This is sub-Himalayan Asia back home.
As one can see, it's pretty much India, Bangladesh and Pakistan surrounded by the warm waters of the Indian Ocean.
And this is Everest, the world's highest peak, standing 29,029 feet above the level of the sea.
The Himalayas, the range in which Everest is a part of, are so tall that they amplify the power of the Indian Ocean monsoon, bringing water to one billion people.
This is an alternate sub-Himalayan Asia:
As you can see, Borneo has blocked off the Bay of Bengal and Sumatra has become an extension of western India. The rest of Indonesia and the Philippines don't exist physically.
The location, shape, length and width of the Himalayas are the same. But in this alternate scenario, the highest number has shifted from 29,029 feet above sea level to 33,500 feet, the equivalent to Mauna Kea, Hawaii, the REAL tallest peak in the world.
Another change is that the sea dividing Europe from Africa isn't Mediterranean, but Tethys.
This super-sea that connects the alternate Asia to the alternate Atlantic, as it used to back home, averages 1205 meters in depth and has a maximum of 7,000 meters.
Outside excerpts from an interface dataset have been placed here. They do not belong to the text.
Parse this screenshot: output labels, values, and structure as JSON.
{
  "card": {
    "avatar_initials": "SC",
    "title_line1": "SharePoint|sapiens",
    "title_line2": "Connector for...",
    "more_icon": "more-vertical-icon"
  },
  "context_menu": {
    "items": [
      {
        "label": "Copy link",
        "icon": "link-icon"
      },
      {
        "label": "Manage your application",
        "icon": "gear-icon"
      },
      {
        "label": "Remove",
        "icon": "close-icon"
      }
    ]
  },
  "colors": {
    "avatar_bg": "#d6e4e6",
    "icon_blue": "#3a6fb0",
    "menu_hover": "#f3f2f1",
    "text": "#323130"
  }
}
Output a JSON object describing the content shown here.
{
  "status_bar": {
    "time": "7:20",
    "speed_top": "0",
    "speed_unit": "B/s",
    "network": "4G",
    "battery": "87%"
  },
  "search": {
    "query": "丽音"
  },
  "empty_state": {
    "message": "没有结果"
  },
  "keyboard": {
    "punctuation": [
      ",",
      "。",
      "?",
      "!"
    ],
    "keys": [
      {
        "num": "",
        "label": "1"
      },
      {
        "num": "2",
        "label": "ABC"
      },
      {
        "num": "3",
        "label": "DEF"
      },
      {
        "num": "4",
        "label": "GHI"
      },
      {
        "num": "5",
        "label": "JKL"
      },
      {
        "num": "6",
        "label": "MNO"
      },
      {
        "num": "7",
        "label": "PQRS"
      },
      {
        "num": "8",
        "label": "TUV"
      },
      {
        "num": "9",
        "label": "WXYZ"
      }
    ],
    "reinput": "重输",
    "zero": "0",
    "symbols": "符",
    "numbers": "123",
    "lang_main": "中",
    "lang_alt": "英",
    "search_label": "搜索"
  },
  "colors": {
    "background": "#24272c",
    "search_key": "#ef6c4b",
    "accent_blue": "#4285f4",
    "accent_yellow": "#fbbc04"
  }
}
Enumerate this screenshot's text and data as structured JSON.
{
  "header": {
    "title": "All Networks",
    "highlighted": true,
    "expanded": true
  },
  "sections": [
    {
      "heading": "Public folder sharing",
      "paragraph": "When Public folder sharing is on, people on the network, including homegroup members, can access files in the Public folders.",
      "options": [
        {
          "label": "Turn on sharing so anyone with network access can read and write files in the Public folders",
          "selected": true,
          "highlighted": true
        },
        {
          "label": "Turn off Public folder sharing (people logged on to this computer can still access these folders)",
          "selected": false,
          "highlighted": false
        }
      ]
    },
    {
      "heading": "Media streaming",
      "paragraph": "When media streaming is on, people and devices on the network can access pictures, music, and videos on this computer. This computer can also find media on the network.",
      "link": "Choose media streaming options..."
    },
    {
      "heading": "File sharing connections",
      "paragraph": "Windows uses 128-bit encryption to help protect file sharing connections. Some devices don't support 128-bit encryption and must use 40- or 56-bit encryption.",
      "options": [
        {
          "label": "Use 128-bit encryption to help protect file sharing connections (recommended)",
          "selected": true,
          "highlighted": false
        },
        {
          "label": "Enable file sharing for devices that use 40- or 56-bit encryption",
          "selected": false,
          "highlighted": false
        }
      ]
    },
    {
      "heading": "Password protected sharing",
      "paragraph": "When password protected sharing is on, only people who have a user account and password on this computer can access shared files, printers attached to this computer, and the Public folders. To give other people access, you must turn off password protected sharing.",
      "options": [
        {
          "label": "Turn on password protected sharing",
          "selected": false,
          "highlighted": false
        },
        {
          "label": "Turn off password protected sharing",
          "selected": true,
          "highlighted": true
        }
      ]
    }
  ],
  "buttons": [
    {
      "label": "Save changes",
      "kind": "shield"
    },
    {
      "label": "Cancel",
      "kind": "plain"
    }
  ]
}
Would these three changes bring a dramatic difference to the Indian Monsoon, or would it stay the same?